Collaborative Divorce Professionals of Arizona > The Peaceful Power of a Collaborative Divorce Team

Posted on September 17, 2013


From Vicki Carpel Miller, LMFT, and Ellie Izzo, Ph.D.:

Getting divorced can be anxiety-producing. Many people put off getting a divorce, sometimes for years, because they feel afraid. They are frightened of conflict; they are scared of being alone; they fear financial insecurity; they are terrified of breaking up their family, hurting their children, and embarrassing themselves in their community. There is still a certain kind of disgrace attached to divorce and many fear rejection from friends, family and society at large. First marriages have a divorce rate of around fifty per cent. Almost three out of four second marriages end in divorce. While the divorce rate has declined over the recent past, the marriage rate has declined as well (Crary 2007). Many couples are opting to live together rather than marry simply to avoid the devastating possibility of facing a divorce. While the rite of divorce is every bit as prevalent as the ritual of marriage; divorce is not socially supported in its current adversarial form.

Divorce is considered a isolating event to the ones experiencing it. The separation and pain impact the couple, their children, the extended family and friends. When one spouse reaches the point where he/she cannot live in the marriage one more day, he/she hires an attorney and gears up to protect him/herself, and the fight begins. Even the couples who assert that they want their divorces to be amicable, agreeable and friendly, are at risk to shift somewhere in the process, where it all goes to hell in a hand basket.

We believe that divorce is not a dirty word. Divorce is simply a normal transition in today’s world. It is not the divorce itself, but the emotional charge of fear around it that makes the divorce a potentially traumatic event. What if divorce were handled as reverently as marriage? When people marry, they feel fear too. But the social transition of marriage is strongly supported with a slew of social networks and a lot of positive energy. There is pre-marital counseling, and then parties, gifts, gowns, tuxedos, flowers, food tasting, music and dancing. There are also supportive parents, siblings, clergy and friends surrounding the couple with a collective energy to see them successful in their journey. When couples divorce, what do they get? Two costly, adversarial attorneys and a fight! Everything that follows becomes divisive: the kids, the money, the home, the assets and debts, the families, and the friends. Imagine a divorcing couple investing their divorce dollars into a healthy, positive, socially-supported process. Picture a divorce in a context of peace and forward vision. What might that look like? How might that feel? Who would benefit? Is it even possible? We believe that Collaborative Divorce provides that pathway.

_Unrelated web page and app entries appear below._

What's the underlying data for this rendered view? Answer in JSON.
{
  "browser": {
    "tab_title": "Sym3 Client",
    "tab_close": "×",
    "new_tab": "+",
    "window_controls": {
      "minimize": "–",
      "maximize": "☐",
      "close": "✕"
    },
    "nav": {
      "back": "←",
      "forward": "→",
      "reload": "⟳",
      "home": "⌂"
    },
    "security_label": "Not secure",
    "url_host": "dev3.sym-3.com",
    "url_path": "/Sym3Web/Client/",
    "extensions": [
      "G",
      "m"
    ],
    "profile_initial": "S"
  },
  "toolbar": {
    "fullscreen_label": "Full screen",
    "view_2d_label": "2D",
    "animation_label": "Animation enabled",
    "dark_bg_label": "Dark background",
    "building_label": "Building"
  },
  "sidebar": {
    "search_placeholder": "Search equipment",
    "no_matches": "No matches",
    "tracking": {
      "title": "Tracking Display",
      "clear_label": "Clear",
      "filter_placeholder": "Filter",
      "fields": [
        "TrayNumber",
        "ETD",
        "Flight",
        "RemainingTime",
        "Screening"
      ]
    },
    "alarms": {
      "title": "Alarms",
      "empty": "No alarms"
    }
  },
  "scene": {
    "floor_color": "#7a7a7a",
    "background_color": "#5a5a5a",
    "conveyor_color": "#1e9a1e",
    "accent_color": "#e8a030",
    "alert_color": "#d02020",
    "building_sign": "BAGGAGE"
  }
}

Collaborative Divorce is a concept whose time has come. Society is hungry for a healthier, more respectful alternative to this common life transition; one that is creative rather than destructive. Collaborative Divorce creates a team-context in which couples can, with the help of their team, face their fears constructively, empowering them to design a future that would best serve their own needs and the needs of their children. Research shows that children do best when parents can cooperate on behalf of the child (American Academy of Child and Adolescent Psychiatry, 2004). When handled poorly, divorce can cause a lifetime of regret, especially when parents and families behave badly during the process. The children, parents’ most precious gift, suffer as a result. Having both been through a series of divorces ourselves, we can attest to the fact that the biggest losers are the children.

Research studies suggest that the suffering of divorce remains with the children throughout their entire lives (Singer, 2007). Children do not have the language or the ability to put into words the devastation and fears they are experiencing. Consequentially, children rarely have their own ‘voice’ when their parents divorce. Children run the gamut of emotions felt by their parents but they have no direction or encouragement to address these emotions. Children have very limited ability to deal with their painful feelings about the divorce and so they are at risk to become symptomatic in numerous ways. Children can become challenged with academic problems, such as poor grades and difficulty concentrating. There can also be behavioral manifestations such as nightmares, withdrawal, fighting with peers, intensified anger, and depression..

Since it is well known that divorce can cause extreme distress, divorcing people need to be well informed about the option for a Collaborative Divorce. The Collaborative Divorce milieu provides a system of multi-dimensional support for the divorcing couple and their family, addressing the emotional, financial and legal aspects of divorce. By having an interdisciplinary team of professionals working together with the couple to support and educate them, this pivotal life event is approached reverently and resourcefully. The team setting provides a climate of safety and hope by utilizing transparency, constructive communication, information and support so the couple can make fully informed decisions about their future.

Collaborative Divorce meets the multi-dimensional needs of the uncoupling couple and their children better than any other current alternative. Uncoupling together, in the spirit of integrity and respect with concern for the family is rapidly becoming the only way people choose to transition into new family systems.

Read more at Collaborative Divorce Professionals of Arizona.